For most use cases, we recommend that universities and similarly structured organizations divvy up Network Roles as specified below. For necessary background, see the rest of the Networks and Subnetworks guide.
- Tier 1 (organization): Learning Technology Specialists, Dean of Academic Support, etc.
- Tier 1 Administrators have the greatest degree of control and the most expansive monitoring privileges of any Yellowdig Administrator. Limit the number of Tier 1 Administrators in your organization, and ensure that your Administrators are extremely judicious in promoting other users to Tier 1 Administrator status.
- Tier 2 (college/school): Learning Technology Specialists, Dean of the College, etc.
- Tier 1 Administrators are often good candidates for Tier 2 Administration. Ideally, the Dean of the college or school would occupy this role, but we understand that not all Deans are able to dedicate time to learning technology management.
- Tier 2 (Student Communities Network): Students, Student Deans
- In general, we recommend that universities include a Student Communities Network. (This Network is visually represented here, and our recommendation is defended here.) Student deans, along with other administrators dedicated to student life (e.g., coaches, honor society officers, student activities officers, engagement administrators, etc.), may want to partner with students in administrating Communities, or they may want take the lead in running these Communities. While we strongly encourage universities to allow students to create their own Communities, the Student Communities Network can still be a catalyst for student engagement even if university administrators are ultimately the ones "running the show".
- Tier 3 (department): Department Chair, Director of Undergraduate Studies, Department-level Administrators
- To best leverage the flexibility and customizability of Tier 3 Networks, department representatives should manage their own Networks whenever possible. While Tier 1 and Tier 2 Administrators can constrain settings at the Tier 3 level in various ways, we encourage organizations to give departments broad latitude in managing their own affairs. Universities are diverse, and one size often doesn't fit all. In the spirit of educational freedom, we encourage limiting organization-wide constraints to the essentials.
- Tier 1 (organization): Deans + Tier 1 Administrators
- Tier 2 (college/school): Students + Tier 2 Administrators
- Students who are Members of their college or school Networks can find public and discoverable Communities outside their primary major, along with school-wide student interest Communities (e.g., Business School Events). At the same time, student cannot access Communities in other schools' Networks, regardless of whether these Communities are public or discoverable. Hence, a College of Arts and Sciences student would not be able to read, join, or otherwise access Communities in the School of Law Network without being invited by a School of Law Network Administrator. In large universities where the lines between constituent schools are fairly rigid, this is ideal. However, in smaller universities where the lines are more porous, administrators might have reason to make their students Members of the Tier 1 Network (in addition to the students' own Tier 2 Networks).
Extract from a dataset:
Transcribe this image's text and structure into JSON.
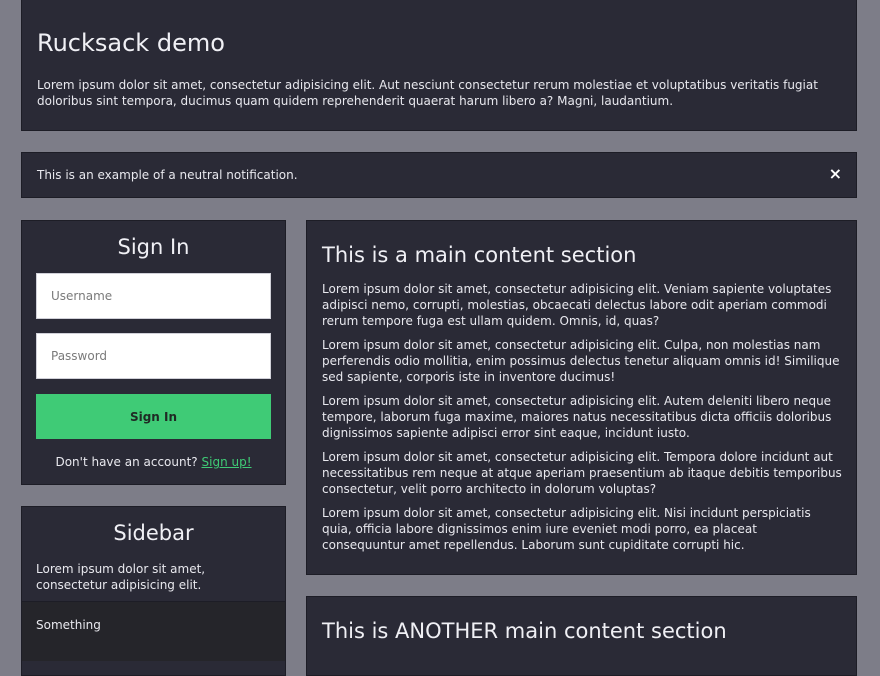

- Tier 3 (department): Students, Faculty + Tier 3 Administrators
- One way to expand Yellowdig usage in your department is to extend Member privileges to department faculty even if they've never managed a Community. As Tier 3 Network Members, department faculty could explore public Communities and request to join discoverable Communities within their departmental Network. This would give them a sense of what Yellowdig Communities look like and how they can be used to engage students. At the same time, faculty would have carte blanche access neither to other departments' Communities nor to private, non-discoverable Communities within their own department.
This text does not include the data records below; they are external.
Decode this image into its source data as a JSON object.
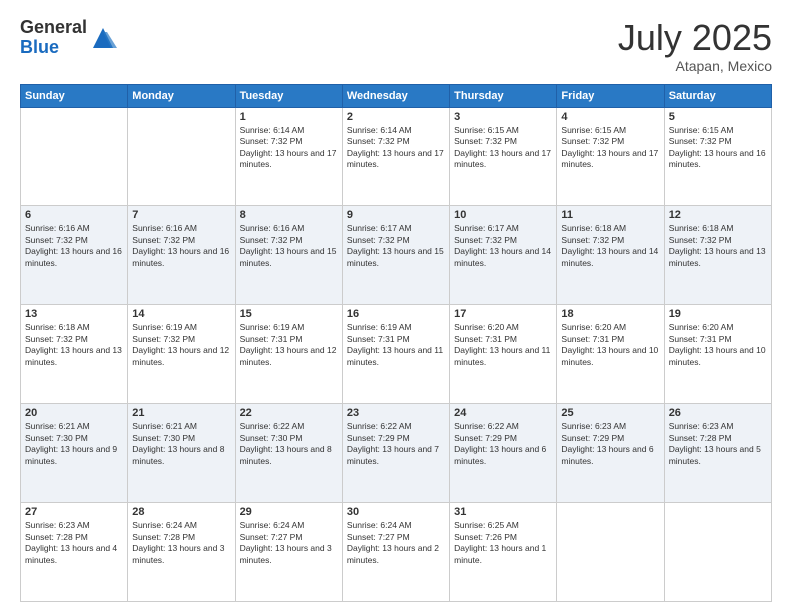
{
  "logo": {
    "general": "General",
    "blue": "Blue"
  },
  "title": "July 2025",
  "location": "Atapan, Mexico",
  "days_of_week": [
    "Sunday",
    "Monday",
    "Tuesday",
    "Wednesday",
    "Thursday",
    "Friday",
    "Saturday"
  ],
  "weeks": [
    [
      {
        "day": "",
        "info": ""
      },
      {
        "day": "",
        "info": ""
      },
      {
        "day": "1",
        "info": "Sunrise: 6:14 AM\nSunset: 7:32 PM\nDaylight: 13 hours and 17 minutes."
      },
      {
        "day": "2",
        "info": "Sunrise: 6:14 AM\nSunset: 7:32 PM\nDaylight: 13 hours and 17 minutes."
      },
      {
        "day": "3",
        "info": "Sunrise: 6:15 AM\nSunset: 7:32 PM\nDaylight: 13 hours and 17 minutes."
      },
      {
        "day": "4",
        "info": "Sunrise: 6:15 AM\nSunset: 7:32 PM\nDaylight: 13 hours and 17 minutes."
      },
      {
        "day": "5",
        "info": "Sunrise: 6:15 AM\nSunset: 7:32 PM\nDaylight: 13 hours and 16 minutes."
      }
    ],
    [
      {
        "day": "6",
        "info": "Sunrise: 6:16 AM\nSunset: 7:32 PM\nDaylight: 13 hours and 16 minutes."
      },
      {
        "day": "7",
        "info": "Sunrise: 6:16 AM\nSunset: 7:32 PM\nDaylight: 13 hours and 16 minutes."
      },
      {
        "day": "8",
        "info": "Sunrise: 6:16 AM\nSunset: 7:32 PM\nDaylight: 13 hours and 15 minutes."
      },
      {
        "day": "9",
        "info": "Sunrise: 6:17 AM\nSunset: 7:32 PM\nDaylight: 13 hours and 15 minutes."
      },
      {
        "day": "10",
        "info": "Sunrise: 6:17 AM\nSunset: 7:32 PM\nDaylight: 13 hours and 14 minutes."
      },
      {
        "day": "11",
        "info": "Sunrise: 6:18 AM\nSunset: 7:32 PM\nDaylight: 13 hours and 14 minutes."
      },
      {
        "day": "12",
        "info": "Sunrise: 6:18 AM\nSunset: 7:32 PM\nDaylight: 13 hours and 13 minutes."
      }
    ],
    [
      {
        "day": "13",
        "info": "Sunrise: 6:18 AM\nSunset: 7:32 PM\nDaylight: 13 hours and 13 minutes."
      },
      {
        "day": "14",
        "info": "Sunrise: 6:19 AM\nSunset: 7:32 PM\nDaylight: 13 hours and 12 minutes."
      },
      {
        "day": "15",
        "info": "Sunrise: 6:19 AM\nSunset: 7:31 PM\nDaylight: 13 hours and 12 minutes."
      },
      {
        "day": "16",
        "info": "Sunrise: 6:19 AM\nSunset: 7:31 PM\nDaylight: 13 hours and 11 minutes."
      },
      {
        "day": "17",
        "info": "Sunrise: 6:20 AM\nSunset: 7:31 PM\nDaylight: 13 hours and 11 minutes."
      },
      {
        "day": "18",
        "info": "Sunrise: 6:20 AM\nSunset: 7:31 PM\nDaylight: 13 hours and 10 minutes."
      },
      {
        "day": "19",
        "info": "Sunrise: 6:20 AM\nSunset: 7:31 PM\nDaylight: 13 hours and 10 minutes."
      }
    ],
    [
      {
        "day": "20",
        "info": "Sunrise: 6:21 AM\nSunset: 7:30 PM\nDaylight: 13 hours and 9 minutes."
      },
      {
        "day": "21",
        "info": "Sunrise: 6:21 AM\nSunset: 7:30 PM\nDaylight: 13 hours and 8 minutes."
      },
      {
        "day": "22",
        "info": "Sunrise: 6:22 AM\nSunset: 7:30 PM\nDaylight: 13 hours and 8 minutes."
      },
      {
        "day": "23",
        "info": "Sunrise: 6:22 AM\nSunset: 7:29 PM\nDaylight: 13 hours and 7 minutes."
      },
      {
        "day": "24",
        "info": "Sunrise: 6:22 AM\nSunset: 7:29 PM\nDaylight: 13 hours and 6 minutes."
      },
      {
        "day": "25",
        "info": "Sunrise: 6:23 AM\nSunset: 7:29 PM\nDaylight: 13 hours and 6 minutes."
      },
      {
        "day": "26",
        "info": "Sunrise: 6:23 AM\nSunset: 7:28 PM\nDaylight: 13 hours and 5 minutes."
      }
    ],
    [
      {
        "day": "27",
        "info": "Sunrise: 6:23 AM\nSunset: 7:28 PM\nDaylight: 13 hours and 4 minutes."
      },
      {
        "day": "28",
        "info": "Sunrise: 6:24 AM\nSunset: 7:28 PM\nDaylight: 13 hours and 3 minutes."
      },
      {
        "day": "29",
        "info": "Sunrise: 6:24 AM\nSunset: 7:27 PM\nDaylight: 13 hours and 3 minutes."
      },
      {
        "day": "30",
        "info": "Sunrise: 6:24 AM\nSunset: 7:27 PM\nDaylight: 13 hours and 2 minutes."
      },
      {
        "day": "31",
        "info": "Sunrise: 6:25 AM\nSunset: 7:26 PM\nDaylight: 13 hours and 1 minute."
      },
      {
        "day": "",
        "info": ""
      },
      {
        "day": "",
        "info": ""
      }
    ]
  ]
}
- Tier 3 (department): Guest lecturers, Auditors, Non-matriculated Students
- In general, only class-related Communities should contain Network Guests. Hence, Guests should generally be restricted to Tier 3 Networks. Inviting guest lecturers or auditors to your Community as a Guest is a great way to include them in your Community without giving them undue access to content outside the Community. To ensure security and protect student privacy, it is important that users outside of your organization are never more than a Guest in your organization's Networks.